Rosh Chodesh Kislev began at sundown Wednesday, Nov. 7. This is the month of miracles, rainbows, dreams and dreamers, and a time to light the darkness as winter approaches. In the wake of the hate crime at the Tree of Life synagogue in Pittsburgh, however, many are still feeling shaken, depleted and hopeless. We mourn, yet again, grieving the loss of innocent victims who, this time, were attending a Shabbat service in their community.
Like every Shabbat, that morning I did yoga for an hour. I felt peaceful, hopeful and full of love in anticipation of our daughter’s upcoming wedding this month. Upon hearing the news, all of that joy shattered like the glass set to be under her groom’s foot. I tried to hold the peaceful intent of Shabbat, but failed. The heavy-hearted pressure in my chest wouldn’t lift, even after releasing a deluge of tears. I asked myself, “How can we experience a month of miracles and light when our collective hearts are broken and there’s pervasive fear?”
A few days prior, two African-Americans were also shot and killed by a white man at a Kentucky Kroger. He had attempted to do harm at an African American church, but when that failed, he went to the grocery store. Also in the news were the intercepted mail bombs sent to prominent Democrats.
No one seems exempt from fear. Daylight Savings Time ended, extending the hours of physical darkness and increasing feelings of vulnerability and depression for many. Sadly, there’s always a background vigilance as we scan our world to try to discern who wishes to cause harm and who doesn’t. Safety and security can no longer be presumed.
I’ve been flooded with clients discussing their fears. Some are Jewish, many are not, but the fears are the same. People blame the president, Democrats, Republicans, the media, and even technology for the violence in our world.
It seems that the filters have changed through which individuals try to gauge their level of safety. It used to be, if they aligned with a specific group that had been targeted, they felt threatened. If not, they felt less so. Now people report not feeling safe. There have been shootings at schools, malls, movie theaters, nightclubs, churches and synagogues. Vans have mowed down crowds of people in the U.K., Spain and France, as violence continues all over the world, changing targets on any given day.
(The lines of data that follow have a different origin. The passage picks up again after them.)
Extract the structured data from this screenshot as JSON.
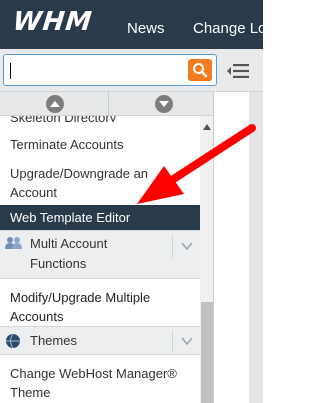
{
  "header": {
    "logo_text": "WHM",
    "nav": [
      "News",
      "Change Lo"
    ]
  },
  "search": {
    "value": "",
    "placeholder": "",
    "button_icon": "search-icon",
    "accent_color": "#f47c20"
  },
  "sidebar": {
    "scroll_up_icon": "chevron-up-icon",
    "scroll_down_icon": "chevron-down-icon",
    "items": {
      "skeleton": "Skeleton Directory",
      "terminate": "Terminate Accounts",
      "upgrade_line1": "Upgrade/Downgrade an",
      "upgrade_line2": "Account",
      "web_template_editor": "Web Template Editor",
      "modify_line1": "Modify/Upgrade Multiple",
      "modify_line2": "Accounts",
      "change_theme_line1": "Change WebHost Manager®",
      "change_theme_line2": "Theme"
    },
    "categories": {
      "multi_line1": "Multi Account",
      "multi_line2": "Functions",
      "themes": "Themes"
    }
  },
  "colors": {
    "header_bg": "#293a4a",
    "active_item_bg": "#293a4a",
    "arrow": "#ff0000"
  }
}
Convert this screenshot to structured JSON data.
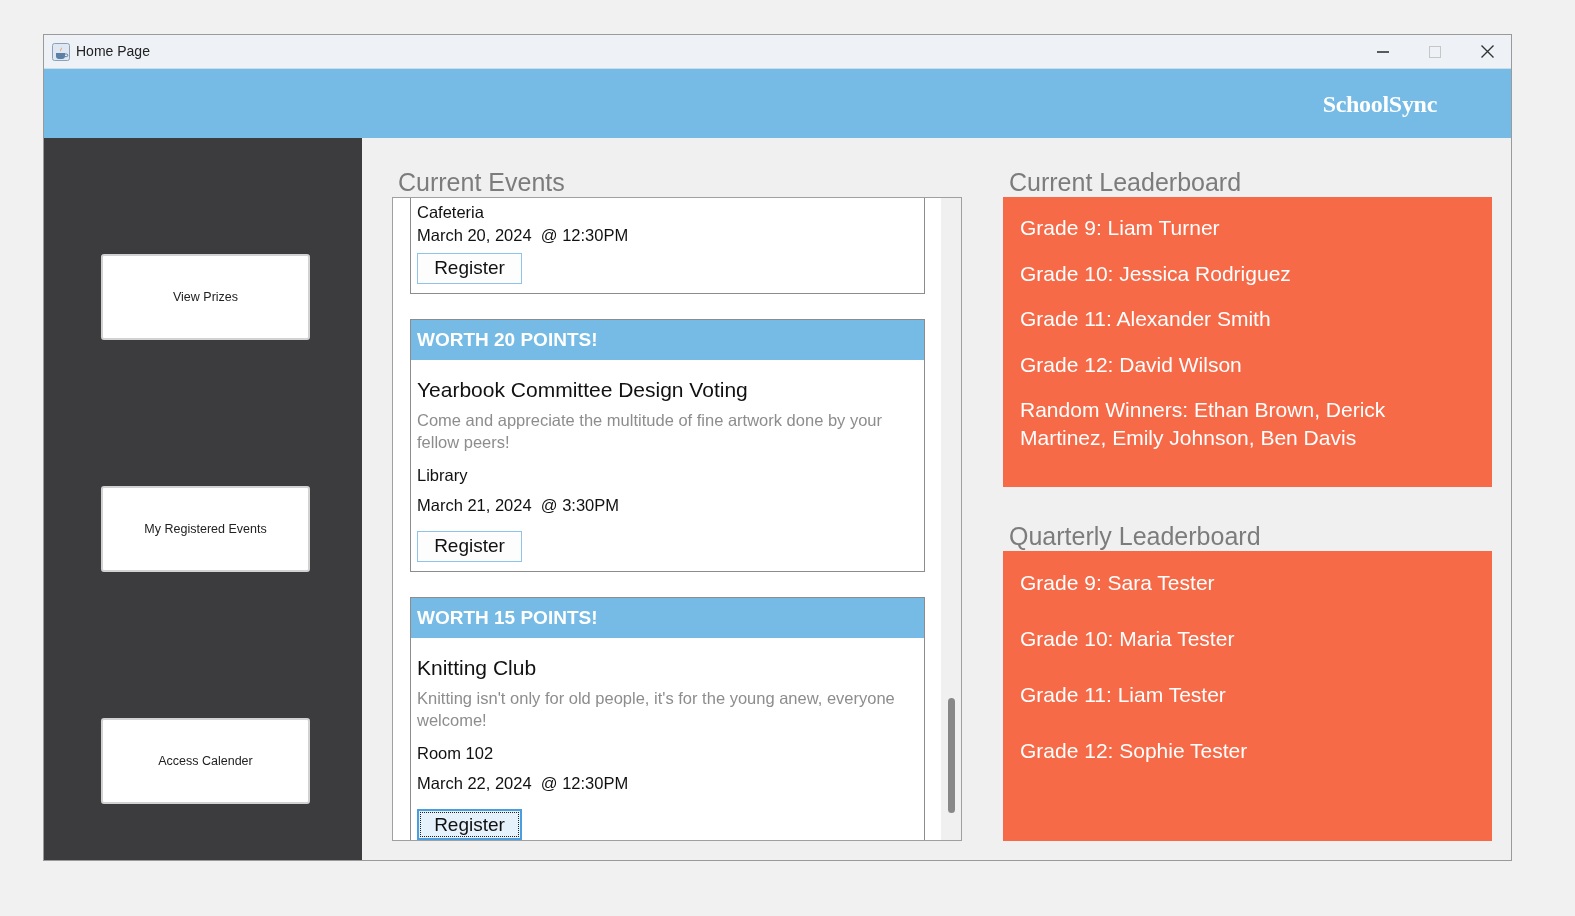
{
  "window": {
    "title": "Home Page",
    "controls": [
      {
        "kind": "minimize",
        "disabled": false
      },
      {
        "kind": "maximize",
        "disabled": true
      },
      {
        "kind": "close",
        "disabled": false
      }
    ]
  },
  "header": {
    "brand": "SchoolSync"
  },
  "sidebar": {
    "buttons": [
      "View Prizes",
      "My Registered Events",
      "Access Calender"
    ]
  },
  "current_events": {
    "heading": "Current Events",
    "events": [
      {
        "location": "Cafeteria",
        "date": "March 20, 2024  @ 12:30PM",
        "button": "Register",
        "focused": false
      },
      {
        "points": "WORTH 20 POINTS!",
        "title": "Yearbook Committee Design Voting",
        "description": "Come and appreciate the multitude of fine artwork done by your fellow peers!",
        "location": "Library",
        "date": "March 21, 2024  @ 3:30PM",
        "button": "Register",
        "focused": false
      },
      {
        "points": "WORTH 15 POINTS!",
        "title": "Knitting Club",
        "description": "Knitting isn't only for old people, it's for the young anew, everyone welcome!",
        "location": "Room 102",
        "date": "March 22, 2024  @ 12:30PM",
        "button": "Register",
        "focused": true
      }
    ]
  },
  "current_leaderboard": {
    "heading": "Current Leaderboard",
    "entries": [
      "Grade 9: Liam Turner",
      "Grade 10: Jessica Rodriguez",
      "Grade 11: Alexander Smith",
      "Grade 12: David Wilson",
      "Random Winners: Ethan Brown, Derick Martinez, Emily Johnson, Ben Davis"
    ]
  },
  "quarterly_leaderboard": {
    "heading": "Quarterly Leaderboard",
    "entries": [
      "Grade 9: Sara Tester",
      "Grade 10: Maria Tester",
      "Grade 11: Liam Tester",
      "Grade 12: Sophie Tester"
    ]
  }
}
People are wrestling with succumbing to their fears. We don’t know the intentions of someone sitting behind us, walking down the street or shopping in a grocery store. Hate is hate, and we have no way of knowing what cracks of light might suddenly be filled with darkness. Most of us are not equipped to battle with evil, so all we can do is light the world with the power of love, while protecting ourselves as best we can. It’s prudent to take precautions to ensure safety, but the rest is out of our domain. These may not be more violent times, just that we’re exposed to violence, in real time, like never before.
It’s time to change our view that a love-filled world is an immature, Pollyanna vision, and that war equals strength and power. Gandhi’s words, “Be the change you wish to see in the world,” have been paraphrased from the more complete quote: “If we could change ourselves, the tendencies in the world would also change. As a man changes his own nature, so does the attitude of the world change towards him. We need not wait to see what others do.”
The energy of Kislev was embodied at the recent memorial and healing services that took place at synagogues across our nation. Religious leaders of all faiths prayed in unity with us for peace. In these darkest of times, we need Kislev’s light of hope. We’ll also accept miracles.
Meditation Focus: What thoughts and actions of yours, even in small ways, fuel hatred and create separation? Stop them and run every thought and action through the filter of love and choose those that promote peace.